** Work to complete **
Each entry that follows should be set down precisely, with its pictures removed.

** Task inputs **
-------------------------
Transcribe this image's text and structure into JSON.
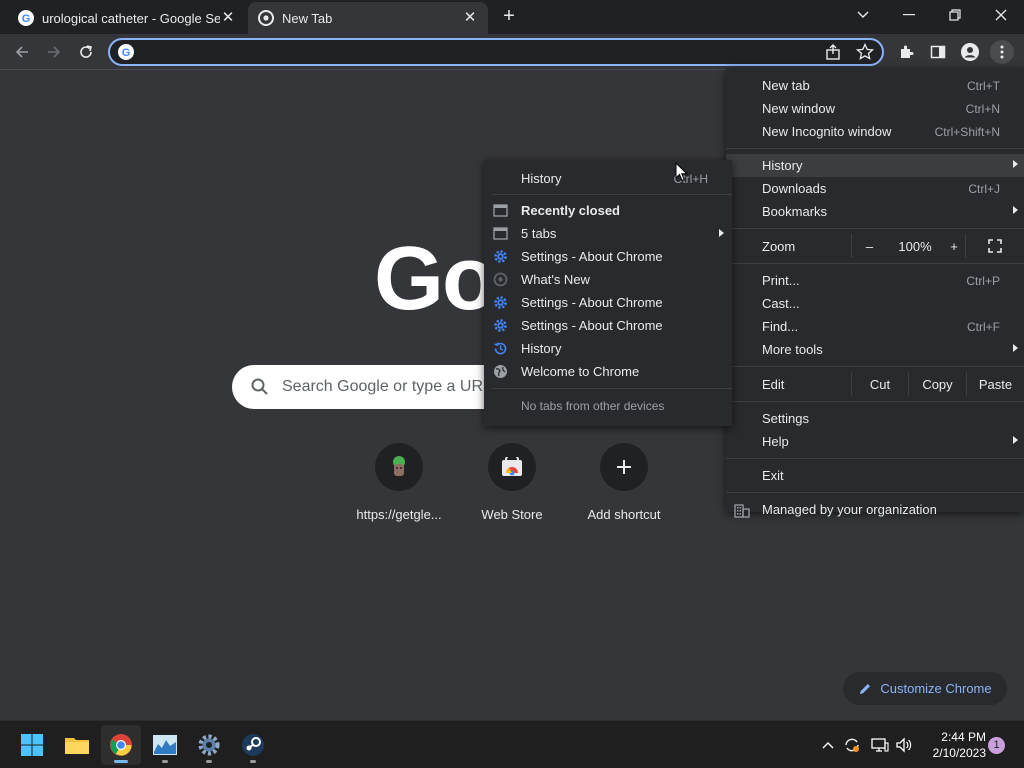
{
  "tabs": [
    {
      "title": "urological catheter - Google Search"
    },
    {
      "title": "New Tab"
    }
  ],
  "omnibox": {
    "value": ""
  },
  "ntp": {
    "logo_text": "Google",
    "search_placeholder": "Search Google or type a URL",
    "shortcuts": [
      {
        "label": "https://getgle..."
      },
      {
        "label": "Web Store"
      },
      {
        "label": "Add shortcut"
      }
    ],
    "customize_label": "Customize Chrome"
  },
  "menu": {
    "new_tab": {
      "label": "New tab",
      "shortcut": "Ctrl+T"
    },
    "new_window": {
      "label": "New window",
      "shortcut": "Ctrl+N"
    },
    "new_incognito": {
      "label": "New Incognito window",
      "shortcut": "Ctrl+Shift+N"
    },
    "history": {
      "label": "History"
    },
    "downloads": {
      "label": "Downloads",
      "shortcut": "Ctrl+J"
    },
    "bookmarks": {
      "label": "Bookmarks"
    },
    "zoom": {
      "label": "Zoom",
      "minus": "–",
      "level": "100%",
      "plus": "+"
    },
    "print": {
      "label": "Print...",
      "shortcut": "Ctrl+P"
    },
    "cast": {
      "label": "Cast..."
    },
    "find": {
      "label": "Find...",
      "shortcut": "Ctrl+F"
    },
    "more_tools": {
      "label": "More tools"
    },
    "edit": {
      "label": "Edit",
      "cut": "Cut",
      "copy": "Copy",
      "paste": "Paste"
    },
    "settings": {
      "label": "Settings"
    },
    "help": {
      "label": "Help"
    },
    "exit": {
      "label": "Exit"
    },
    "managed": {
      "label": "Managed by your organization"
    }
  },
  "history_submenu": {
    "history": {
      "label": "History",
      "shortcut": "Ctrl+H"
    },
    "recently_closed": "Recently closed",
    "items": [
      {
        "label": "5 tabs",
        "icon": "window-icon"
      },
      {
        "label": "Settings - About Chrome",
        "icon": "settings-gear-icon"
      },
      {
        "label": "What's New",
        "icon": "chrome-icon"
      },
      {
        "label": "Settings - About Chrome",
        "icon": "settings-gear-icon"
      },
      {
        "label": "Settings - About Chrome",
        "icon": "settings-gear-icon"
      },
      {
        "label": "History",
        "icon": "history-icon"
      },
      {
        "label": "Welcome to Chrome",
        "icon": "globe-icon"
      }
    ],
    "no_tabs": "No tabs from other devices"
  },
  "taskbar": {
    "time": "2:44 PM",
    "date": "2/10/2023",
    "notification_count": "1"
  },
  "colors": {
    "accent": "#8ab4f8",
    "background": "#35363a",
    "menu_bg": "#292a2d"
  }
}
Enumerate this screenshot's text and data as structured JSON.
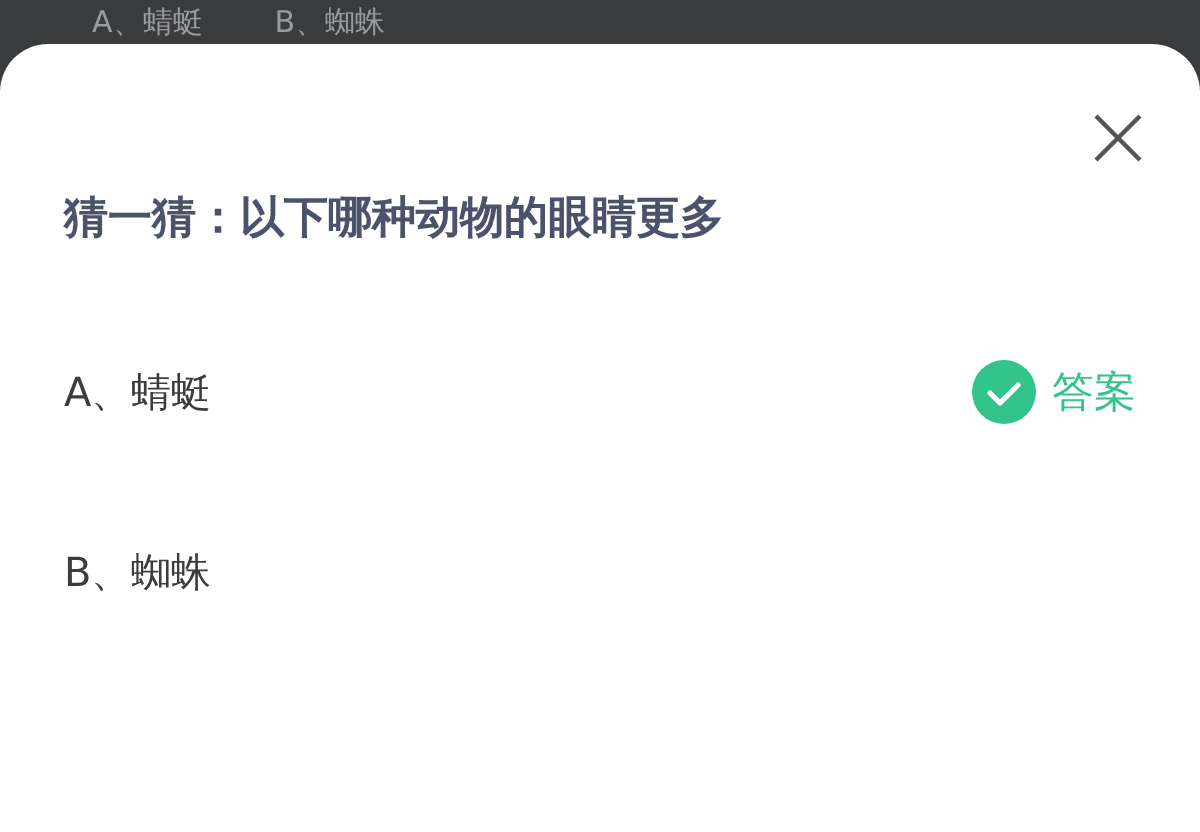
{
  "background": {
    "options": [
      "A、蜻蜓",
      "B、蜘蛛"
    ]
  },
  "dialog": {
    "title": "猜一猜：以下哪种动物的眼睛更多",
    "options": [
      {
        "label": "A、蜻蜓",
        "correct": true,
        "answer_label": "答案"
      },
      {
        "label": "B、蜘蛛",
        "correct": false
      }
    ]
  }
}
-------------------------
** Solution **
Transcribe this image's text and structure into JSON.
{
  "tabs": [
    {
      "title": "urological catheter - Google Search"
    },
    {
      "title": "New Tab"
    }
  ],
  "omnibox": {
    "value": ""
  },
  "ntp": {
    "logo_text": "Google",
    "search_placeholder": "Search Google or type a URL",
    "shortcuts": [
      {
        "label": "https://getgle..."
      },
      {
        "label": "Web Store"
      },
      {
        "label": "Add shortcut"
      }
    ],
    "customize_label": "Customize Chrome"
  },
  "menu": {
    "new_tab": {
      "label": "New tab",
      "shortcut": "Ctrl+T"
    },
    "new_window": {
      "label": "New window",
      "shortcut": "Ctrl+N"
    },
    "new_incognito": {
      "label": "New Incognito window",
      "shortcut": "Ctrl+Shift+N"
    },
    "history": {
      "label": "History"
    },
    "downloads": {
      "label": "Downloads",
      "shortcut": "Ctrl+J"
    },
    "bookmarks": {
      "label": "Bookmarks"
    },
    "zoom": {
      "label": "Zoom",
      "minus": "–",
      "level": "100%",
      "plus": "+"
    },
    "print": {
      "label": "Print...",
      "shortcut": "Ctrl+P"
    },
    "cast": {
      "label": "Cast..."
    },
    "find": {
      "label": "Find...",
      "shortcut": "Ctrl+F"
    },
    "more_tools": {
      "label": "More tools"
    },
    "edit": {
      "label": "Edit",
      "cut": "Cut",
      "copy": "Copy",
      "paste": "Paste"
    },
    "settings": {
      "label": "Settings"
    },
    "help": {
      "label": "Help"
    },
    "exit": {
      "label": "Exit"
    },
    "managed": {
      "label": "Managed by your organization"
    }
  },
  "history_submenu": {
    "history": {
      "label": "History",
      "shortcut": "Ctrl+H"
    },
    "recently_closed": "Recently closed",
    "items": [
      {
        "label": "5 tabs",
        "icon": "window-icon"
      },
      {
        "label": "Settings - About Chrome",
        "icon": "settings-gear-icon"
      },
      {
        "label": "What's New",
        "icon": "chrome-icon"
      },
      {
        "label": "Settings - About Chrome",
        "icon": "settings-gear-icon"
      },
      {
        "label": "Settings - About Chrome",
        "icon": "settings-gear-icon"
      },
      {
        "label": "History",
        "icon": "history-icon"
      },
      {
        "label": "Welcome to Chrome",
        "icon": "globe-icon"
      }
    ],
    "no_tabs": "No tabs from other devices"
  },
  "taskbar": {
    "time": "2:44 PM",
    "date": "2/10/2023",
    "notification_count": "1"
  },
  "colors": {
    "accent": "#8ab4f8",
    "background": "#35363a",
    "menu_bg": "#292a2d"
  }
}
Enumerate this screenshot's text and data as structured JSON.
{
  "background": {
    "options": [
      "A、蜻蜓",
      "B、蜘蛛"
    ]
  },
  "dialog": {
    "title": "猜一猜：以下哪种动物的眼睛更多",
    "options": [
      {
        "label": "A、蜻蜓",
        "correct": true,
        "answer_label": "答案"
      },
      {
        "label": "B、蜘蛛",
        "correct": false
      }
    ]
  }
}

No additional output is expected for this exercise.